Seeing Hamill as Luke Skywalker, however, the showrunners were insistent on bringing him back. And that was easily the lengthiest part of the episode, as there was discussion about pretty much everything. Favreau runs viewers through the options that you have to de-age an actor, and we see what they tried and what they ultimately wound up using. There was discussion about what color his cloak should be (because, though it’d be a surprise to many, it was actually brown rather than black in Return of the Jedi). There’s a lot of discussion about how they brought Hamill back, along with Max Lloyd-Jones, who also played Luke in the finale. The amazing people at ILM took the performance of Hamill and Lloyd-Jones and used their de-aging technology to make it work. As for the voice? Surprisingly, it was totally synthesized! And then, of course, there’s discussion about bringing R2-D2 back as well, which was what particularly got to Jon Favreau.

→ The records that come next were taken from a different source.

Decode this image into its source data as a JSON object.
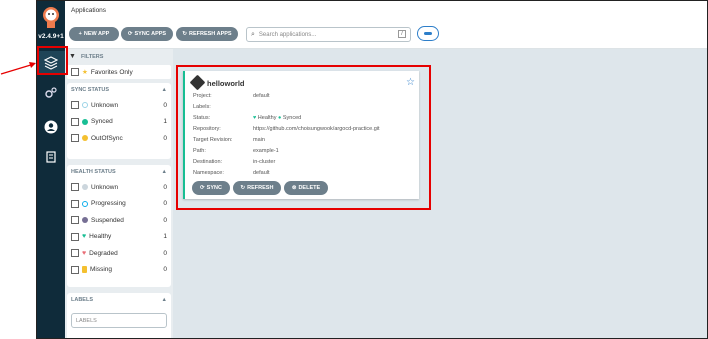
{
  "sidebar": {
    "version": "v2.4.9+1"
  },
  "header": {
    "title": "Applications",
    "buttons": {
      "new_app": "NEW APP",
      "sync_apps": "SYNC APPS",
      "refresh_apps": "REFRESH APPS"
    },
    "search_placeholder": "Search applications...",
    "search_shortcut": "/"
  },
  "filters": {
    "title": "FILTERS",
    "favorites_label": "Favorites Only",
    "sync_status": {
      "title": "SYNC STATUS",
      "items": [
        {
          "label": "Unknown",
          "count": "0"
        },
        {
          "label": "Synced",
          "count": "1"
        },
        {
          "label": "OutOfSync",
          "count": "0"
        }
      ]
    },
    "health_status": {
      "title": "HEALTH STATUS",
      "items": [
        {
          "label": "Unknown",
          "count": "0"
        },
        {
          "label": "Progressing",
          "count": "0"
        },
        {
          "label": "Suspended",
          "count": "0"
        },
        {
          "label": "Healthy",
          "count": "1"
        },
        {
          "label": "Degraded",
          "count": "0"
        },
        {
          "label": "Missing",
          "count": "0"
        }
      ]
    },
    "labels": {
      "title": "LABELS",
      "placeholder": "LABELS"
    }
  },
  "app_card": {
    "name": "helloworld",
    "fields": [
      {
        "key": "Project:",
        "value": "default"
      },
      {
        "key": "Labels:",
        "value": ""
      },
      {
        "key": "Status:",
        "value": ""
      },
      {
        "key": "Repository:",
        "value": "https://github.com/choisungwook/argocd-practice.git"
      },
      {
        "key": "Target Revision:",
        "value": "main"
      },
      {
        "key": "Path:",
        "value": "example-1"
      },
      {
        "key": "Destination:",
        "value": "in-cluster"
      },
      {
        "key": "Namespace:",
        "value": "default"
      }
    ],
    "health": "Healthy",
    "sync": "Synced",
    "buttons": {
      "sync": "SYNC",
      "refresh": "REFRESH",
      "delete": "DELETE"
    }
  },
  "colors": {
    "healthy": "#18be94",
    "synced": "#18be94",
    "outofsync": "#f4c030",
    "degraded": "#e96d76",
    "progressing": "#0dadea",
    "suspended": "#766f94",
    "missing": "#f4c030",
    "highlight": "#e60000"
  }
}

And that’s the thing that was so evident in this episode: you could see and hear what bringing Mark Hamill back as Luke Skywalker meant to these people. The show stayed away from any sort of sequel-bashing whatsoever, thankfully, and in fact footage from The Last Jedi (and also The Rise of Skywalker) were included, as well as Hamill explaining that this appearance is set after Return of the Jedi but before Luke starts his Jedi Academy. After all, this is merely a different time period, not a different character. And to bring him back in this setting was truly special.
One other element of this episode was Jon Favreau going on a bit of an extended discussion about the dangers of using this sort of deep-fake technology. I can imagine that it felt a little out of place to some people, but I was really glad it was included. We need to see creatives like Favreau openly and publicly wrestling with the right way to use these things while acknowledging it could be used for sinister purposes. He said that this sort of deep-fake technology, which is readily available to anyone and isn’t just reserved for the most elite filmmakers, is still somewhat discernable, but he said it’ll soon get to where it’s indistinguishable. The same is true for voices. And so this was Favreau giving a plea to other filmmakers, like himself, that they need to be proactive in thinking through ways to strengthen this technology for their purposes while limiting the potential for harm that comes from it (his suggestion is to use something like the chain codes they introduced in The Mandalorian with Boba Fett’s armor to allow you to track the information and source). In an episode like this, I thought that was especially important and am really glad it was included.
Without a doubt, though, the best part of this episode was simply seeing Mark Hamill back as Luke Skywalker. Seeing the joy, seeing him holding Grogu, seeing how they made it happen. We mustn’t take seeing that for granted, and it’s special every time we get a glimpse of it. This episode was all about how they brought Star Wars’ greatest hero to its first-ever live-action series. Seeing it come to life, hearing what it meant to these filmmakers, is something that will resonate deeply with any Star Wars fan.